◆ Task to complete
Word for word, reproduce all entries below, leaving every picture out.

◆ Data excerpts
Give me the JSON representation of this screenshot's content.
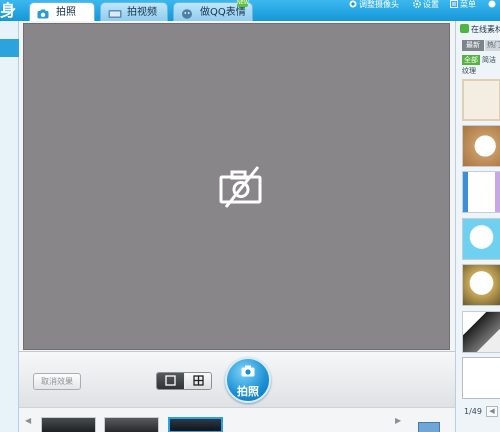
{
  "app": {
    "logo_char": "身"
  },
  "tabs": [
    {
      "label": "拍照",
      "icon": "camera-icon",
      "active": true
    },
    {
      "label": "拍视频",
      "icon": "video-icon",
      "active": false
    },
    {
      "label": "做QQ表情",
      "icon": "emoticon-icon",
      "active": false,
      "badge": "NEW"
    }
  ],
  "top_actions": {
    "adjust_camera": "调整摄像头",
    "settings": "设置",
    "menu": "菜单"
  },
  "controls": {
    "cancel_effect": "取消效果",
    "shutter_label": "拍照"
  },
  "right_panel": {
    "online_materials": "在线素材",
    "subtab_newest": "最新",
    "subtab_more": "热门",
    "cat_all": "全部",
    "cat_simple": "简洁",
    "cat_texture": "纹理",
    "page_indicator": "1/49"
  },
  "colors": {
    "brand": "#1aa1e0",
    "preview_bg": "#888689",
    "accent_green": "#56b340"
  }
}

◆ Answer for the task
Give me the JSON representation of this screenshot's content.
{
  "app": {
    "logo_char": "身"
  },
  "tabs": [
    {
      "label": "拍照",
      "icon": "camera-icon",
      "active": true
    },
    {
      "label": "拍视频",
      "icon": "video-icon",
      "active": false
    },
    {
      "label": "做QQ表情",
      "icon": "emoticon-icon",
      "active": false,
      "badge": "NEW"
    }
  ],
  "top_actions": {
    "adjust_camera": "调整摄像头",
    "settings": "设置",
    "menu": "菜单"
  },
  "controls": {
    "cancel_effect": "取消效果",
    "shutter_label": "拍照"
  },
  "right_panel": {
    "online_materials": "在线素材",
    "subtab_newest": "最新",
    "subtab_more": "热门",
    "cat_all": "全部",
    "cat_simple": "简洁",
    "cat_texture": "纹理",
    "page_indicator": "1/49"
  },
  "colors": {
    "brand": "#1aa1e0",
    "preview_bg": "#888689",
    "accent_green": "#56b340"
  }
}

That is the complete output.